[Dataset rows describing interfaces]
■ ■ ■ ■
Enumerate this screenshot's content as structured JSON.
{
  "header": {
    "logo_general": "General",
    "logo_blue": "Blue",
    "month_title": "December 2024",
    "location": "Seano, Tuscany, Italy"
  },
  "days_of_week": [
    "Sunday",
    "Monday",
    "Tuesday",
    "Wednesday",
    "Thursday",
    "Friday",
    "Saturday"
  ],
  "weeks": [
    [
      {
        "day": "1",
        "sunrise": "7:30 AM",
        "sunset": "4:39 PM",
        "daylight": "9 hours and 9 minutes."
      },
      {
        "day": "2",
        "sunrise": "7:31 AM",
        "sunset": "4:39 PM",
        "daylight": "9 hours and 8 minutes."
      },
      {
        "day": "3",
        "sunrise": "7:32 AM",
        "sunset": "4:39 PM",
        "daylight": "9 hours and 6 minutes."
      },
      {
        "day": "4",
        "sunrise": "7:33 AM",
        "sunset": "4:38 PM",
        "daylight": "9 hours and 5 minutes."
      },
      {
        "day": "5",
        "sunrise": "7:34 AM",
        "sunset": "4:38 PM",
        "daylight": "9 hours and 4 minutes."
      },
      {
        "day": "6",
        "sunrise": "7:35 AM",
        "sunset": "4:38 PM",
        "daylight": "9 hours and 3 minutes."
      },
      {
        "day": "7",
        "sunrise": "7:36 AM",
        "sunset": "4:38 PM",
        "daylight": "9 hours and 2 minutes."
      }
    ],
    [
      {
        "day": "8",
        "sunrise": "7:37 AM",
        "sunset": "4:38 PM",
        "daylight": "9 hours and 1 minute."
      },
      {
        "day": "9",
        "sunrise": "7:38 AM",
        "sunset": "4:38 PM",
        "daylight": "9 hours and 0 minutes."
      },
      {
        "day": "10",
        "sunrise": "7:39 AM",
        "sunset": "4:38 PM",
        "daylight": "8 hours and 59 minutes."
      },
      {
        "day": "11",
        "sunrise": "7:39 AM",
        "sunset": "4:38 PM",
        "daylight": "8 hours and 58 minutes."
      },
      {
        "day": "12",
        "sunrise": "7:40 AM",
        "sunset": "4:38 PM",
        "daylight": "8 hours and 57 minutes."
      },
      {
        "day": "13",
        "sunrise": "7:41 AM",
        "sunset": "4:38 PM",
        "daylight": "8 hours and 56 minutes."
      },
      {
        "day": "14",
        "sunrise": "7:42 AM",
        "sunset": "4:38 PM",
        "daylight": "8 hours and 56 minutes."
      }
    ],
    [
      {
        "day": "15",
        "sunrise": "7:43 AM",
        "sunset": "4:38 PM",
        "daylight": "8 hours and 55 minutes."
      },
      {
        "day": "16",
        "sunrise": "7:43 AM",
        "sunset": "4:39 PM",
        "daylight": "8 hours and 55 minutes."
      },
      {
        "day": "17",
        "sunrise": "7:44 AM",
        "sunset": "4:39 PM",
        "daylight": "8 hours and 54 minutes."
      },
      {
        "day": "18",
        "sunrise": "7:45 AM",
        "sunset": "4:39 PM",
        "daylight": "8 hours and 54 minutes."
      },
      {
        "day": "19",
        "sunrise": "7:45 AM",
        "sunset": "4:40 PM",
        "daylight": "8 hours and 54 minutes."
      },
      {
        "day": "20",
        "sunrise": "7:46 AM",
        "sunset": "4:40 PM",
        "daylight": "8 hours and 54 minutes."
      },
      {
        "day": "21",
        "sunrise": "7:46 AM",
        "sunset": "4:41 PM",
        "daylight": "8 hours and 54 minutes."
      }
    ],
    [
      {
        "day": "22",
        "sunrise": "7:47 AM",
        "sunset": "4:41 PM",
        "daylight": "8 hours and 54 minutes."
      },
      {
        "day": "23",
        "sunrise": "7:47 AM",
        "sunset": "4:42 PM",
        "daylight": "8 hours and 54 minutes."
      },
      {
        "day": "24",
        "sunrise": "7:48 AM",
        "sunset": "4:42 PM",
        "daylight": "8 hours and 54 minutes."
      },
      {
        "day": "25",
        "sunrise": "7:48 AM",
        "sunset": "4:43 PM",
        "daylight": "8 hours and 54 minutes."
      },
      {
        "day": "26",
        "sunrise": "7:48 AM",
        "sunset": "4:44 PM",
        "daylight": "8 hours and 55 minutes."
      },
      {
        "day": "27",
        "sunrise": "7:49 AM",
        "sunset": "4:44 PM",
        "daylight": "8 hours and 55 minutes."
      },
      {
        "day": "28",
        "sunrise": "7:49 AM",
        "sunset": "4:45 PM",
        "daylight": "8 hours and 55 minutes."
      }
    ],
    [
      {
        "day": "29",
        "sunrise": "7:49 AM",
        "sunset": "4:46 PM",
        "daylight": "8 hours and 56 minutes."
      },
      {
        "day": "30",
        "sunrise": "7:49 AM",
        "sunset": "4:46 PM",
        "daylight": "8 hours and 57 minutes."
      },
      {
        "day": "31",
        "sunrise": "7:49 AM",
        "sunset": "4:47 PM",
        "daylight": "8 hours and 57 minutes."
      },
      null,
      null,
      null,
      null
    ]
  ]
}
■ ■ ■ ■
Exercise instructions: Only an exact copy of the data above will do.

Answer for this exercise:
Enumerate this screenshot's content as structured JSON.
{
  "header": {
    "logo_general": "General",
    "logo_blue": "Blue",
    "month_title": "December 2024",
    "location": "Seano, Tuscany, Italy"
  },
  "days_of_week": [
    "Sunday",
    "Monday",
    "Tuesday",
    "Wednesday",
    "Thursday",
    "Friday",
    "Saturday"
  ],
  "weeks": [
    [
      {
        "day": "1",
        "sunrise": "7:30 AM",
        "sunset": "4:39 PM",
        "daylight": "9 hours and 9 minutes."
      },
      {
        "day": "2",
        "sunrise": "7:31 AM",
        "sunset": "4:39 PM",
        "daylight": "9 hours and 8 minutes."
      },
      {
        "day": "3",
        "sunrise": "7:32 AM",
        "sunset": "4:39 PM",
        "daylight": "9 hours and 6 minutes."
      },
      {
        "day": "4",
        "sunrise": "7:33 AM",
        "sunset": "4:38 PM",
        "daylight": "9 hours and 5 minutes."
      },
      {
        "day": "5",
        "sunrise": "7:34 AM",
        "sunset": "4:38 PM",
        "daylight": "9 hours and 4 minutes."
      },
      {
        "day": "6",
        "sunrise": "7:35 AM",
        "sunset": "4:38 PM",
        "daylight": "9 hours and 3 minutes."
      },
      {
        "day": "7",
        "sunrise": "7:36 AM",
        "sunset": "4:38 PM",
        "daylight": "9 hours and 2 minutes."
      }
    ],
    [
      {
        "day": "8",
        "sunrise": "7:37 AM",
        "sunset": "4:38 PM",
        "daylight": "9 hours and 1 minute."
      },
      {
        "day": "9",
        "sunrise": "7:38 AM",
        "sunset": "4:38 PM",
        "daylight": "9 hours and 0 minutes."
      },
      {
        "day": "10",
        "sunrise": "7:39 AM",
        "sunset": "4:38 PM",
        "daylight": "8 hours and 59 minutes."
      },
      {
        "day": "11",
        "sunrise": "7:39 AM",
        "sunset": "4:38 PM",
        "daylight": "8 hours and 58 minutes."
      },
      {
        "day": "12",
        "sunrise": "7:40 AM",
        "sunset": "4:38 PM",
        "daylight": "8 hours and 57 minutes."
      },
      {
        "day": "13",
        "sunrise": "7:41 AM",
        "sunset": "4:38 PM",
        "daylight": "8 hours and 56 minutes."
      },
      {
        "day": "14",
        "sunrise": "7:42 AM",
        "sunset": "4:38 PM",
        "daylight": "8 hours and 56 minutes."
      }
    ],
    [
      {
        "day": "15",
        "sunrise": "7:43 AM",
        "sunset": "4:38 PM",
        "daylight": "8 hours and 55 minutes."
      },
      {
        "day": "16",
        "sunrise": "7:43 AM",
        "sunset": "4:39 PM",
        "daylight": "8 hours and 55 minutes."
      },
      {
        "day": "17",
        "sunrise": "7:44 AM",
        "sunset": "4:39 PM",
        "daylight": "8 hours and 54 minutes."
      },
      {
        "day": "18",
        "sunrise": "7:45 AM",
        "sunset": "4:39 PM",
        "daylight": "8 hours and 54 minutes."
      },
      {
        "day": "19",
        "sunrise": "7:45 AM",
        "sunset": "4:40 PM",
        "daylight": "8 hours and 54 minutes."
      },
      {
        "day": "20",
        "sunrise": "7:46 AM",
        "sunset": "4:40 PM",
        "daylight": "8 hours and 54 minutes."
      },
      {
        "day": "21",
        "sunrise": "7:46 AM",
        "sunset": "4:41 PM",
        "daylight": "8 hours and 54 minutes."
      }
    ],
    [
      {
        "day": "22",
        "sunrise": "7:47 AM",
        "sunset": "4:41 PM",
        "daylight": "8 hours and 54 minutes."
      },
      {
        "day": "23",
        "sunrise": "7:47 AM",
        "sunset": "4:42 PM",
        "daylight": "8 hours and 54 minutes."
      },
      {
        "day": "24",
        "sunrise": "7:48 AM",
        "sunset": "4:42 PM",
        "daylight": "8 hours and 54 minutes."
      },
      {
        "day": "25",
        "sunrise": "7:48 AM",
        "sunset": "4:43 PM",
        "daylight": "8 hours and 54 minutes."
      },
      {
        "day": "26",
        "sunrise": "7:48 AM",
        "sunset": "4:44 PM",
        "daylight": "8 hours and 55 minutes."
      },
      {
        "day": "27",
        "sunrise": "7:49 AM",
        "sunset": "4:44 PM",
        "daylight": "8 hours and 55 minutes."
      },
      {
        "day": "28",
        "sunrise": "7:49 AM",
        "sunset": "4:45 PM",
        "daylight": "8 hours and 55 minutes."
      }
    ],
    [
      {
        "day": "29",
        "sunrise": "7:49 AM",
        "sunset": "4:46 PM",
        "daylight": "8 hours and 56 minutes."
      },
      {
        "day": "30",
        "sunrise": "7:49 AM",
        "sunset": "4:46 PM",
        "daylight": "8 hours and 57 minutes."
      },
      {
        "day": "31",
        "sunrise": "7:49 AM",
        "sunset": "4:47 PM",
        "daylight": "8 hours and 57 minutes."
      },
      null,
      null,
      null,
      null
    ]
  ]
}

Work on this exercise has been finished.